The pardon was announced in a presidential decree on 18 June. "The aim is to reduce lingering animosity caused by the fighting between the insurgents and Ethiopian-backed government forces," the minister added.
The decision, which follows the postponement of the national reconciliation conference from 14 June to 15 July, does not cover those who "engage in international terrorism", he added.
"The government has already started releasing people, who were detained on suspicion of involvement in the fighting," Warsame said. "As of last night [18 June] people have been released and we will continue to release more."
The Special Representative of the UN Secretary-General to Somalia, François Fall, welcomed the amnesty, saying it was "a good decision and a step in the right direction".

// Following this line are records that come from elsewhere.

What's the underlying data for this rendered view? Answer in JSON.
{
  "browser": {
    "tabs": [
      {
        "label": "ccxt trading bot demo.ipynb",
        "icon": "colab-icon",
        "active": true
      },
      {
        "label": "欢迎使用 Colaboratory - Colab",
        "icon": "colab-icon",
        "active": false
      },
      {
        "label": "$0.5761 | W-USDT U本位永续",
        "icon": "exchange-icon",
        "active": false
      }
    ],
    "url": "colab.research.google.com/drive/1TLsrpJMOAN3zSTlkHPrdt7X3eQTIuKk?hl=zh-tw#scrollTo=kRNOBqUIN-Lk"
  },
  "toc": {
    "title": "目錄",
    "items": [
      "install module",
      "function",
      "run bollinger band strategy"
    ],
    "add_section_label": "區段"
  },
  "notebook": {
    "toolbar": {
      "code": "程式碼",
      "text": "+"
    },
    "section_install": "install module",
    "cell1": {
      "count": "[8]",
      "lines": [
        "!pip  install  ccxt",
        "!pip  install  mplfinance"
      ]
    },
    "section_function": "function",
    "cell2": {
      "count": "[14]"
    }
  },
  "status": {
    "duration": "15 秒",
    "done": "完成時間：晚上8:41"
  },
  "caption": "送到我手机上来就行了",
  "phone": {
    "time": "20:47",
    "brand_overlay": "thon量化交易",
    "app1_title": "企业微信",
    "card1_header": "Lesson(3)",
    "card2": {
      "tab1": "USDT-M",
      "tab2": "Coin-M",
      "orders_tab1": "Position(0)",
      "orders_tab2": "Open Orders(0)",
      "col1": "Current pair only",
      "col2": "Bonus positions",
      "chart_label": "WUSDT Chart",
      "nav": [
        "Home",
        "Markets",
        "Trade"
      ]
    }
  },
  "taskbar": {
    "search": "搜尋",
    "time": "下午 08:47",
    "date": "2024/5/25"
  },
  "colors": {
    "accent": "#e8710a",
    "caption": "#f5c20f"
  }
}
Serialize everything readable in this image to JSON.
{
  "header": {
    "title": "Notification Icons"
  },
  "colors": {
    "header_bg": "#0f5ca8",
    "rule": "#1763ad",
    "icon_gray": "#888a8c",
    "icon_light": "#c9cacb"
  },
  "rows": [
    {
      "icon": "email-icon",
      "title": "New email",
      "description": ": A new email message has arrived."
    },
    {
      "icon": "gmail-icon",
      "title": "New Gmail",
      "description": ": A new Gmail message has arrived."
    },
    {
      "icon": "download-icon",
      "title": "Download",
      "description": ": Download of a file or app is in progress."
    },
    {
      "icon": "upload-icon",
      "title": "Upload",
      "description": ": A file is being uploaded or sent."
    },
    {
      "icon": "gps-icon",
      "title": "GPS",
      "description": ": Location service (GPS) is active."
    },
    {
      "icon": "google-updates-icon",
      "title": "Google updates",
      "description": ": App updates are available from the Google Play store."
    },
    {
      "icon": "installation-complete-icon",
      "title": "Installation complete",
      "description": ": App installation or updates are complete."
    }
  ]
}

However, he said, the government needed to take it further and allow more people to participate in the reconciliation process that will culminate in the national conference due to be held in the capital of Mogadishu.
A regional analyst, who requested anonymity, told IRIN the amnesty might go some way to respond to demands by Hawiye clan elders for a secure venue and safety for those who will attend.
Haji Abdi Iman, the chairman of the Hawiye Elders' Council, recently told IRIN the conference should be held at a neutral venue, where people would be free to express their views.
"This is a sign of a little give and take but more is needed," the analyst said.
A civil society source in Mogadishu said the decision was welcome, but it needed to be followed by the lifting of martial law and a cessation of hostilities.
"Releasing individuals without dealing with the causes that brought that [the hostilities] about is meaningless," the source said. "If hostilities continue and martial law is still in place they can easily be rearrested. It will take much more to convince people that the government is serious about reconciliation."
Despite the announcement, violence continued in Mogadishu, where displaced people are trickling back, forcing some of the returnees to head off again. A civil society source said the displaced were going both ways - some coming while others were leaving.
On 18 June, a remote-controlled device was detonated in the north of the city, close to the proposed venue of the reconciliation conference, as a convoy of government vehicles passed by.
Two children who were playing in the vicinity were killed and seven others were injured, a local journalist said. The same day, presidential spokesman Hussein Mohamed Mahamud was shot twice by a gunman near the Bakara market.